1. Make Them Move
There were days when students were glued to their seats for an entire lesson, but fortunately, those days are gone. Students should be moving during the lesson to keep themselves engaged.
For instance, if it’s a Chemistry class, you can ask your students to perform a chemical test. That means they won’t have to take seats throughout and watch you do demonstrations on your desk and write on the wall. Moving their bodies triggers brain breaks.
2. Make Them Feel the Pain of Missing Out
Many teachers are desperate for attention from their students. I know it’s not your wish to experience the same. Lack of attention can be painful, and the feeling that someone missed something important is painful as well.
Tell them about people of high profile who got demoted from their position just because they didn’t answer a question about something, which they should have learned from their curriculum or rule book. Let them know that there are people who skipped classes and now they can’t skip positions.
3. Show and Tell

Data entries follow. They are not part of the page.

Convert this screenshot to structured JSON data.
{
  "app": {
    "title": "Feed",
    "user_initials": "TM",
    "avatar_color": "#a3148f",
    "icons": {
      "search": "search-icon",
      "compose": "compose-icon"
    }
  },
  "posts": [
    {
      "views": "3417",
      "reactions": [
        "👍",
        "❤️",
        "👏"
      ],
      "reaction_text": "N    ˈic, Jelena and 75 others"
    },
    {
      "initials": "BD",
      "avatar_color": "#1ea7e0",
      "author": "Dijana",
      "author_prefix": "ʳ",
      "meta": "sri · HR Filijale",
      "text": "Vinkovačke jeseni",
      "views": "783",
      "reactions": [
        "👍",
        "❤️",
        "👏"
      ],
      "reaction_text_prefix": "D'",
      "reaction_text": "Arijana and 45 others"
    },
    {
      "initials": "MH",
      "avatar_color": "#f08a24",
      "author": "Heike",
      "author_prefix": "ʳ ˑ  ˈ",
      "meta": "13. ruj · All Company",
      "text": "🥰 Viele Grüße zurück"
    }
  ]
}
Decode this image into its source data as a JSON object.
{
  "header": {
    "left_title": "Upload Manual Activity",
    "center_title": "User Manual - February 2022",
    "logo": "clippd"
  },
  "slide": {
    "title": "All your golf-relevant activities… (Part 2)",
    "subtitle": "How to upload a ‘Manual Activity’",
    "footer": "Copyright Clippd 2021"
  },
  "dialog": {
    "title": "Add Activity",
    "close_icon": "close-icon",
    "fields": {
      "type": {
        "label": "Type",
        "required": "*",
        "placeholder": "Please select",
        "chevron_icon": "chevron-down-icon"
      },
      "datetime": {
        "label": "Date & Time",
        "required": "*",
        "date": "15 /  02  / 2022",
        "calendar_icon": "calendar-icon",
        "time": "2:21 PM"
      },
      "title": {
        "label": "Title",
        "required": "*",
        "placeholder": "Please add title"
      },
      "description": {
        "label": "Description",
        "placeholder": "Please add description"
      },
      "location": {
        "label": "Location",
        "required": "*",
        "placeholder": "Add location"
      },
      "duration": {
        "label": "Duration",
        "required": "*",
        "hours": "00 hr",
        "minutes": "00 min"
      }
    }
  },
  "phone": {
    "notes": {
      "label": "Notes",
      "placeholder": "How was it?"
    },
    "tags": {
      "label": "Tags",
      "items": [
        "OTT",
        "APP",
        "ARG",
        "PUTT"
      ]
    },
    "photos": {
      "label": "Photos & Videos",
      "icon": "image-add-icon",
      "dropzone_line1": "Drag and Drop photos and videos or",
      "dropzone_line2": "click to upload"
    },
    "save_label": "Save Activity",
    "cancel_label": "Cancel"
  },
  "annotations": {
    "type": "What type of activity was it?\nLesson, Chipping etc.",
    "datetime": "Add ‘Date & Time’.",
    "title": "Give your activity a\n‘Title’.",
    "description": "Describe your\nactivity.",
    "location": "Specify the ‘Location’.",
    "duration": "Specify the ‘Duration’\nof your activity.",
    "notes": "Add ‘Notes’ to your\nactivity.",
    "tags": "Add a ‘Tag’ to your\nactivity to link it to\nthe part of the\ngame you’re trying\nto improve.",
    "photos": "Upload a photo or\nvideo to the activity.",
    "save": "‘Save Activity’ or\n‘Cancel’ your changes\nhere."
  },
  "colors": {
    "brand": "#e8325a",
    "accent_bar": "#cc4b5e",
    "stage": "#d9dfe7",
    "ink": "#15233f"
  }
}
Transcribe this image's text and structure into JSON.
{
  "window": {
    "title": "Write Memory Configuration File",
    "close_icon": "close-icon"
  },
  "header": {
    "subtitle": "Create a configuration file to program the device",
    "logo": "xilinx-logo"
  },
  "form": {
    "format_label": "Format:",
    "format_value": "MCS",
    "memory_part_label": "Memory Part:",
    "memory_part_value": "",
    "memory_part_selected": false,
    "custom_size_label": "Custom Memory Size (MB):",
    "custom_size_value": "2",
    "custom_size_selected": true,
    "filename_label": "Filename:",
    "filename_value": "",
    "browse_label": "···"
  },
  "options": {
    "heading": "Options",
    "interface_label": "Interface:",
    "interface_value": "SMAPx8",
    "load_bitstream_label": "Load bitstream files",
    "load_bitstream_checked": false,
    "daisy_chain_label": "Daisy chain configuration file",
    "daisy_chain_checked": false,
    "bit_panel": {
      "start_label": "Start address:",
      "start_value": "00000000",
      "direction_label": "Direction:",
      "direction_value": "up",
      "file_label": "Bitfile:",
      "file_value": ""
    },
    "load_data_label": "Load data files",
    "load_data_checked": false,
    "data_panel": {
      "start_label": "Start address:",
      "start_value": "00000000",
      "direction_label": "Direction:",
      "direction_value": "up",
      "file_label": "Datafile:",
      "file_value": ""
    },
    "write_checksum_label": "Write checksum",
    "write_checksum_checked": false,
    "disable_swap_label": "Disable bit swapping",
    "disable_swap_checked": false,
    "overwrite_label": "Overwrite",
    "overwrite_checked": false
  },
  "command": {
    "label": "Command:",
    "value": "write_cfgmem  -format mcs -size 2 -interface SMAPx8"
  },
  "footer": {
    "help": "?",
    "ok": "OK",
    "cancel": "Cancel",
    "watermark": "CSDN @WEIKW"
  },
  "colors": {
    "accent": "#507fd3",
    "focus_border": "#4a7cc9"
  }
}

The best way to start your lessons is by showing and telling. Showing means to do something practical, and telling means sharing knowledge or information orally.
You need to show them how to do specific tasks. It won’t be useful to speak to the kids the entire lesson and not focus on what they should know and how to do something.
4. Encourage Students to Have Groups
Every single individual on this earth is different. So are your students. Thus, your students don’t have the same abilities, and so you should allow them to work together by helping them organize groups. They will be open to one another and share their ideas.
By doing so, they will gain self-confidence and improve their communication and critical thinking skills. You can ask them to do different tasks, create drama sets, or solve mathematical puzzles.
5. Ask Scaffolding Questions
Scaffolding is asking different-levelled questions, and it’s, in fact, a very interesting and helps you to learn quickly. You probably experienced it while doing your praxis exam practice and you should utilize it as well.
All students can start with simple questions then you make them more difficult so that you find out where each one of them are struggling.
6. Teach With VAK
VAK means Visual, Audio, and Kinesthetic. These three represent the type of learners. Finding out the different types of students you have is your responsibility. It’s either they understand more by seeing, hearing or feeling.
The best environment for a student is where he can see, hear, and feel the materials. Create animation videos and presentations to help your students learn better.
7. Clear Lesson Goals
Organize your lesson by being clear on what you want your students to learn. For example, if you want them to learn about different modes of transport, don’t teach about communication within a transportation class.
If you can’t state what you expect them to learn, then the targeted goal will be lost. Clear lesson goals will help everyone to focus on each aspect of the lesson.
It can be challenging to be an effective teacher because each student is different and unique. However, if you use effective teaching methods, you will be able to touch the lives of your students and make them productive people in the future.